- Maintain the heat levels by adding more charcoals to the mix. Most smoking for smaller pieces of meat, such as pork wings, takes as little as just one hour and 20 minutes. That’s plenty of time to take care of your side dishes and desserts!
- Place the meat on the grill, close the lid to the smoker, and let it smoke for about an hour and 10 minutes.
IV. Serve and enjoy
You can always add more seasonings to your meat. The marinade is just part of the smoking process. The charcoal, smoke, and woodchips will also add to the final smoky flavor. It will be tender, fragrant, and absolutely delicious. Add the bbq sauce or hot sauce to your pig wings and enjoy the meal!
The biggest joy that you get out of the cooking process during smoking meats is the ability to sit down, relax, and wait for the fragrance to hit the air. Sitting around the smoker with friends, enjoying a nice beer, and waiting for the final results are some of those small moments that one truly enjoys every time.
Final note: You will not need a knife and fork for pork wings. Just grab them by the bone and bite into them. You will love them.
Section 4: Conclusion
What do you think? Will you be trying pork wings instead of your usual smoke chicken at the next BBQ? They are really easy to smoke, and there is a variety of choices available to make them taste really special. It is an interesting cut of meat cooked in a unique way to please both taste and aesthetics. This cut of meat may have to be requested by your local butcher, but you really won’t have to wait long. The price per unit is quite economical, at 1.25 per piece, approximately. It certainly beats cooking the same old steaks and chops!
Pork wings are fun to eat, will never be dry, and the smoking part ensures that they will burst in flavor, no matter which brine you choose. Have any more brine ideas? Other cooking options? Please share with us in the comments section!
Frequently Asked Questions
What Part of the Pig is the Pig Wing?
A pig wing is essentially a pork shank. It’s cut from the pig’s fibula, located between the knee and the ankle. It is a single bone surrounded by lean meat. Because it comes from a well-used muscle section on a pig, this cut can be tough if not cooked properly. If you cook it low-and-slow, however, the result is a very tender, lean, and flavorful “wing.”
How Do You Eat a Pork Wing?
Since pig wings are a single bone surrounded by meat (just like a turkey drumstick or a chicken wing), you can eat them with your hands. Like pork ribs, it’s best to grab onto the exposed bone and dig straight in with your teeth. It would be very difficult to eat a pork wing with a fork and knife.
Where Can You Buy Pig Wings?
It’s very common to find pork shanks, but it’s not very likely that you’ll find pork wings at your local grocery store. Because the pig wing needs to be cut especially for use as a wing, they usually need to be special ordered from your butcher. You just need a few days advance notice, so plan accordingly!
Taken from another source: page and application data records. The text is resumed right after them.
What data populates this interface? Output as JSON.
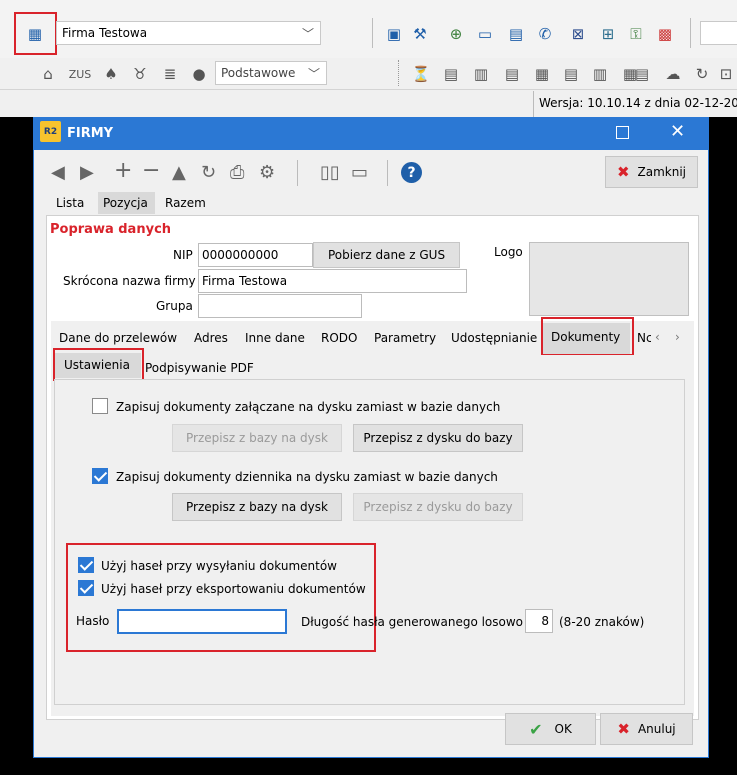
{
  "toolbar": {
    "company_combo": "Firma Testowa",
    "mode_combo": "Podstawowe",
    "version": "Wersja: 10.10.14 z dnia 02-12-20"
  },
  "dialog": {
    "title": "FIRMY",
    "close_label": "Zamknij",
    "view_tabs": [
      "Lista",
      "Pozycja",
      "Razem"
    ],
    "section_title": "Poprawa danych",
    "nip_label": "NIP",
    "nip_value": "0000000000",
    "gus_button": "Pobierz dane z GUS",
    "logo_label": "Logo",
    "short_name_label": "Skrócona nazwa firmy",
    "short_name_value": "Firma Testowa",
    "group_label": "Grupa",
    "group_value": "",
    "detail_tabs": [
      "Dane do przelewów",
      "Adres",
      "Inne dane",
      "RODO",
      "Parametry",
      "Udostępnianie",
      "Dokumenty",
      "Nc"
    ],
    "sub_tabs": [
      "Ustawienia",
      "Podpisywanie PDF"
    ],
    "opt1_label": "Zapisuj dokumenty załączane na dysku zamiast w bazie danych",
    "opt1_checked": false,
    "btn_db_to_disk": "Przepisz z bazy na dysk",
    "btn_disk_to_db": "Przepisz z dysku do bazy",
    "opt2_label": "Zapisuj dokumenty dziennika na dysku zamiast w bazie danych",
    "opt2_checked": true,
    "opt3_label": "Użyj haseł przy wysyłaniu dokumentów",
    "opt3_checked": true,
    "opt4_label": "Użyj haseł przy eksportowaniu dokumentów",
    "opt4_checked": true,
    "password_label": "Hasło",
    "password_value": "",
    "pw_length_label": "Długość hasła generowanego losowo",
    "pw_length_value": "8",
    "pw_length_hint": "(8-20 znaków)",
    "ok_label": "OK",
    "cancel_label": "Anuluj"
  }
}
How Do You Cook a Pork Wing?
Pork wings are best cooked using a low-and-slow cooking method. The tough meat becomes incredibly tender when smoked at 250 to 275 degrees F. It should only take about 90 minutes for the meat to be fall-off-the-bone tender. You won’t need a thermometer because it will be very obvious when the pork wings are tender enough. It’s almost impossible to overcook a pork wing, so don’t worry!
Can You Make Bacon-Wrapped Pig Wings?
Yes, wrapping the pig wings in bacon is a great idea! The bacon will add extra fat to the lean pig wings, which will taste fantastic. They shouldn’t take any longer to cook, but you may want to crisp-up the bacon underneath a broiler or on the grill before serving.